----- Data extracts
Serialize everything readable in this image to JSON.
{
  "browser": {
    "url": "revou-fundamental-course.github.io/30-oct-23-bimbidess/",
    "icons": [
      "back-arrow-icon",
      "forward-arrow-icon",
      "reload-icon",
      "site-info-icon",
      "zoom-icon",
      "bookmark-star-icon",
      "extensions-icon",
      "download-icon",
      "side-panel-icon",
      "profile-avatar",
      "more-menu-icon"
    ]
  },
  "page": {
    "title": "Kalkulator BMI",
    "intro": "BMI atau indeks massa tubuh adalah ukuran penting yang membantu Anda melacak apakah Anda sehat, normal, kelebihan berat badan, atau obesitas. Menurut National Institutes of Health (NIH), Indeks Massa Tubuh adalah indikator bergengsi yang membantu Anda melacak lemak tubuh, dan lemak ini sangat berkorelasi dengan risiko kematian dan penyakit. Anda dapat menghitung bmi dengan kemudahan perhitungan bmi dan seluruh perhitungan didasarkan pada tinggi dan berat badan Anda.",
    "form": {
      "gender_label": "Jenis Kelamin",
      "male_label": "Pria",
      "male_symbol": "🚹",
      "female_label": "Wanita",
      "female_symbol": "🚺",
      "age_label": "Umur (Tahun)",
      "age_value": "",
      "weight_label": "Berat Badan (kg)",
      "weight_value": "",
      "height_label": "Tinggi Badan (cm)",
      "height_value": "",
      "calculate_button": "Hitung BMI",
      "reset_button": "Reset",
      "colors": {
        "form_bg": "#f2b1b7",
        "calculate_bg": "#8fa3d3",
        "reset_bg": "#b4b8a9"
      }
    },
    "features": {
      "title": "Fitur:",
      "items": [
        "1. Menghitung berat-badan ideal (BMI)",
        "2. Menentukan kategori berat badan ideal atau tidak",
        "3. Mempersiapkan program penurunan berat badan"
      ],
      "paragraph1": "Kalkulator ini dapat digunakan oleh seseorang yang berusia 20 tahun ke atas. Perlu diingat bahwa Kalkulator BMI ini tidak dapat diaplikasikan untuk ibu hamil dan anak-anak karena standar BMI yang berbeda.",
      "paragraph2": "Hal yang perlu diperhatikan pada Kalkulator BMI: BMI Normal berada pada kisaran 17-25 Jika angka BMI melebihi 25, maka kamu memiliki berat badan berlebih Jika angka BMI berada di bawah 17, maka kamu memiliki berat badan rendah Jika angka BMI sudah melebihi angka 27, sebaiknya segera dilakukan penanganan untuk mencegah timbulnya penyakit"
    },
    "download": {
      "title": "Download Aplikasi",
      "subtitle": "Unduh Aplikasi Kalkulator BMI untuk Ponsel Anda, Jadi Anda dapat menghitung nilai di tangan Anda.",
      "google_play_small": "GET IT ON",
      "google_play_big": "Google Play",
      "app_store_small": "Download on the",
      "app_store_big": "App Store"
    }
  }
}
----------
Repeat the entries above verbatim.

▸ Answer space
Serialize everything readable in this image to JSON.
{
  "browser": {
    "url": "revou-fundamental-course.github.io/30-oct-23-bimbidess/",
    "icons": [
      "back-arrow-icon",
      "forward-arrow-icon",
      "reload-icon",
      "site-info-icon",
      "zoom-icon",
      "bookmark-star-icon",
      "extensions-icon",
      "download-icon",
      "side-panel-icon",
      "profile-avatar",
      "more-menu-icon"
    ]
  },
  "page": {
    "title": "Kalkulator BMI",
    "intro": "BMI atau indeks massa tubuh adalah ukuran penting yang membantu Anda melacak apakah Anda sehat, normal, kelebihan berat badan, atau obesitas. Menurut National Institutes of Health (NIH), Indeks Massa Tubuh adalah indikator bergengsi yang membantu Anda melacak lemak tubuh, dan lemak ini sangat berkorelasi dengan risiko kematian dan penyakit. Anda dapat menghitung bmi dengan kemudahan perhitungan bmi dan seluruh perhitungan didasarkan pada tinggi dan berat badan Anda.",
    "form": {
      "gender_label": "Jenis Kelamin",
      "male_label": "Pria",
      "male_symbol": "🚹",
      "female_label": "Wanita",
      "female_symbol": "🚺",
      "age_label": "Umur (Tahun)",
      "age_value": "",
      "weight_label": "Berat Badan (kg)",
      "weight_value": "",
      "height_label": "Tinggi Badan (cm)",
      "height_value": "",
      "calculate_button": "Hitung BMI",
      "reset_button": "Reset",
      "colors": {
        "form_bg": "#f2b1b7",
        "calculate_bg": "#8fa3d3",
        "reset_bg": "#b4b8a9"
      }
    },
    "features": {
      "title": "Fitur:",
      "items": [
        "1. Menghitung berat-badan ideal (BMI)",
        "2. Menentukan kategori berat badan ideal atau tidak",
        "3. Mempersiapkan program penurunan berat badan"
      ],
      "paragraph1": "Kalkulator ini dapat digunakan oleh seseorang yang berusia 20 tahun ke atas. Perlu diingat bahwa Kalkulator BMI ini tidak dapat diaplikasikan untuk ibu hamil dan anak-anak karena standar BMI yang berbeda.",
      "paragraph2": "Hal yang perlu diperhatikan pada Kalkulator BMI: BMI Normal berada pada kisaran 17-25 Jika angka BMI melebihi 25, maka kamu memiliki berat badan berlebih Jika angka BMI berada di bawah 17, maka kamu memiliki berat badan rendah Jika angka BMI sudah melebihi angka 27, sebaiknya segera dilakukan penanganan untuk mencegah timbulnya penyakit"
    },
    "download": {
      "title": "Download Aplikasi",
      "subtitle": "Unduh Aplikasi Kalkulator BMI untuk Ponsel Anda, Jadi Anda dapat menghitung nilai di tangan Anda.",
      "google_play_small": "GET IT ON",
      "google_play_big": "Google Play",
      "app_store_small": "Download on the",
      "app_store_big": "App Store"
    }
  }
}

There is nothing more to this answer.